Deficits could come under more pressure in coming years as states implement own Pay Commissions
The ballooning fiscal deficits of states have found their way into Reserve Bank of India's (RBI) policy making thought process.
Minutes of the monetary policy committee meeting showed that one of the six members, Ravindra H. Dholakia, expressed concern about the state's finances.
"State Budgets have been the cause of concern of late because the movement in their fiscal deficits largely determines the variation in the combined fiscal deficit of the country," the minutes quoted Dholakia.
"States have now started forming a larger proportion of the public expenditures and having a clear idea on their fiscal deficits is important for the monetary policy," according to Dholakia.
This is how states' deficit puts monetary policy in jeopardy. When states run large deficits, they have to bridge those by borrowing from the market. As more bonds come in the market, the interest rate gets pushed up, even if RBI wants interest rate to be low.
Second, the wide deficits of states happen because of expansion in expenditures. When states spend more, it strokes inflation and RBI's inflation mandate becomes challenging to meet. Therefore, both state deficit and centre's deficits are important for the RBI to consider, say economists.
The Union government has projected a fiscal deficit of 3.2 per cent of the GDP for the next fiscal. But states are not that disciplined.
"After narrowing to 2 per cent of GDP between 2010-12, the consolidated state deficit has widened back to 2.8% of GDP (ex-UDAY) in 2015-16, despite a large windfall from the Centre on the back of the Fourteenth Finance Commission," JPMorgan wrote in a report.
At this run rate, JP Morgan economist Sajjid Chinoy wrote, the consolidated fiscal deficit in 2016-17 would be at 3.4 per cent of GDP, without factoring in UDAY bonds or demonetisation impact, which would be the highest in 13 years - versus a budgeted deficit of 2.8 per cent of GDP.
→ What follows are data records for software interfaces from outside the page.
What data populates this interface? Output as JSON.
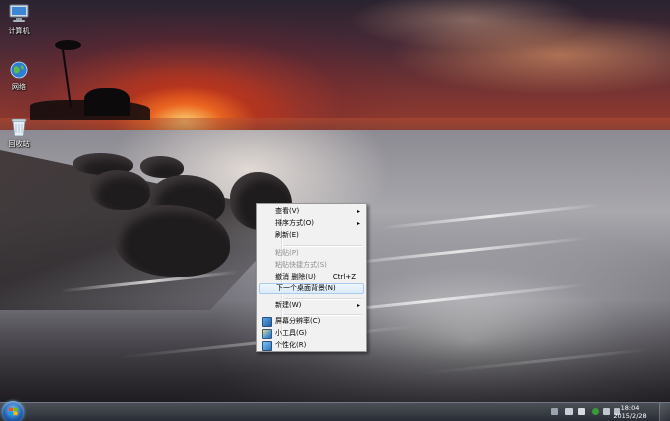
{
  "desktop": {
    "icons": [
      {
        "label": "计算机",
        "icon": "computer-icon"
      },
      {
        "label": "网络",
        "icon": "network-globe-icon"
      },
      {
        "label": "回收站",
        "icon": "recycle-bin-icon"
      }
    ]
  },
  "context_menu": {
    "items": [
      {
        "label": "查看(V)",
        "submenu": true
      },
      {
        "label": "排序方式(O)",
        "submenu": true
      },
      {
        "label": "刷新(E)"
      },
      {
        "label": "粘贴(P)",
        "disabled": true
      },
      {
        "label": "粘贴快捷方式(S)",
        "disabled": true
      },
      {
        "label": "撤消 删除(U)",
        "shortcut": "Ctrl+Z"
      },
      {
        "label": "下一个桌面背景(N)",
        "highlighted": true
      },
      {
        "label": "新建(W)",
        "submenu": true
      },
      {
        "label": "屏幕分辨率(C)",
        "icon": "screen-resolution-icon"
      },
      {
        "label": "小工具(G)",
        "icon": "gadgets-icon"
      },
      {
        "label": "个性化(R)",
        "icon": "personalize-icon"
      }
    ],
    "submenu_arrow": "▸"
  },
  "taskbar": {
    "start_icon": "windows-start-orb-icon",
    "tray_icons": [
      "keyboard-icon",
      "action-center-flag-icon",
      "network-tray-icon",
      "volume-icon",
      "security-shield-icon",
      "language-icon"
    ],
    "clock": {
      "time": "18:04",
      "date": "2015/2/28"
    }
  },
  "colors": {
    "menu_background": "#f1f1f1",
    "menu_highlight": "#dcebfa",
    "menu_highlight_border": "#a8cbef",
    "taskbar": "#2c3038"
  }
}
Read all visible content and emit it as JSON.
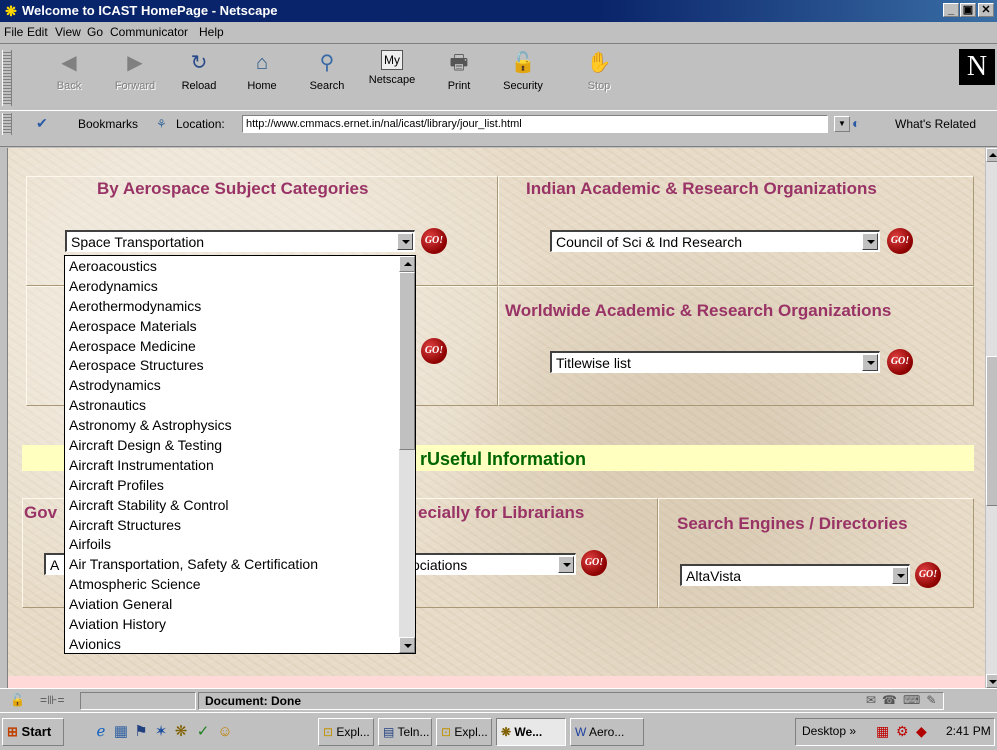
{
  "window": {
    "title": "Welcome to ICAST HomePage - Netscape",
    "minimize": "_",
    "maximize": "▣",
    "close": "✕"
  },
  "menu": [
    "File",
    "Edit",
    "View",
    "Go",
    "Communicator",
    "Help"
  ],
  "toolbar": {
    "buttons": [
      {
        "label": "Back",
        "icon": "back-arrow-icon",
        "enabled": false
      },
      {
        "label": "Forward",
        "icon": "forward-arrow-icon",
        "enabled": false
      },
      {
        "label": "Reload",
        "icon": "reload-icon",
        "enabled": true
      },
      {
        "label": "Home",
        "icon": "home-icon",
        "enabled": true
      },
      {
        "label": "Search",
        "icon": "search-icon",
        "enabled": true
      },
      {
        "label": "Netscape",
        "icon": "my-netscape-icon",
        "enabled": true
      },
      {
        "label": "Print",
        "icon": "print-icon",
        "enabled": true
      },
      {
        "label": "Security",
        "icon": "lock-icon",
        "enabled": true
      },
      {
        "label": "Stop",
        "icon": "stop-icon",
        "enabled": false
      }
    ],
    "logo": "N"
  },
  "location": {
    "bookmarks_label": "Bookmarks",
    "location_label": "Location:",
    "url": "http://www.cmmacs.ernet.in/nal/icast/library/jour_list.html",
    "whats_related": "What's Related"
  },
  "page": {
    "subject_heading": "By Aerospace Subject Categories",
    "subject_selected": "Space Transportation",
    "indian_heading": "Indian Academic & Research Organizations",
    "indian_selected": "Council of Sci & Ind Research",
    "worldwide_heading": "Worldwide Academic & Research Organizations",
    "worldwide_selected": "Titlewise list",
    "useful_heading": "rUseful Information",
    "gov_heading_fragment": "Gov",
    "gov_selected_fragment": "A",
    "librarians_heading_fragment": "ecially for Librarians",
    "librarians_selected_fragment": "ociations",
    "search_heading": "Search Engines / Directories",
    "search_selected": "AltaVista",
    "go_label": "GO!"
  },
  "dropdown_items": [
    "Aeroacoustics",
    "Aerodynamics",
    "Aerothermodynamics",
    "Aerospace Materials",
    "Aerospace Medicine",
    "Aerospace Structures",
    "Astrodynamics",
    "Astronautics",
    "Astronomy & Astrophysics",
    "Aircraft Design & Testing",
    "Aircraft Instrumentation",
    "Aircraft Profiles",
    "Aircraft Stability & Control",
    "Aircraft Structures",
    "Airfoils",
    "Air Transportation, Safety & Certification",
    "Atmospheric Science",
    "Aviation General",
    "Aviation History",
    "Avionics"
  ],
  "status": {
    "text": "Document: Done"
  },
  "taskbar": {
    "start": "Start",
    "tasks": [
      {
        "label": "Expl...",
        "active": false
      },
      {
        "label": "Teln...",
        "active": false
      },
      {
        "label": "Expl...",
        "active": false
      },
      {
        "label": "We...",
        "active": true
      },
      {
        "label": "Aero...",
        "active": false
      }
    ],
    "desktop": "Desktop »",
    "clock": "2:41 PM"
  },
  "colors": {
    "heading": "#993366",
    "useful": "#006600",
    "titlebar": "#0a246a"
  }
}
Furthermore, deficits could come under more pressure in coming years as states implement their own Pay Commissions.
The quantum of borrowing by the states brings home the point. So far this financial year, states have borrowed more than Rs 3.2 lakh crore from the market.
Since the bonds, called state developed loans (SDL), are guaranteed by the state government, the bonds are considered high quality and bonds issued by top states can be good substitutes of even government bonds. On a gross basis, market expects states to borrow Rs 3.5 lakh crore in this fiscal and Rs 4.5 lakh crore in the next.
This is almost equivalent to the centre's gross borrowings a few years back. In the next financial year, the centre plans to borrow Rs 4.25 lakh crore net and at a gross basis, Rs 5.8 lakh crore.
"Consolidated state expenditures are significantly higher than the Centre's, and state market borrowing is poised to overtake the Center's by 2018-19," JPMorgan said.
Photograph: Danish Siddiqui/Reuters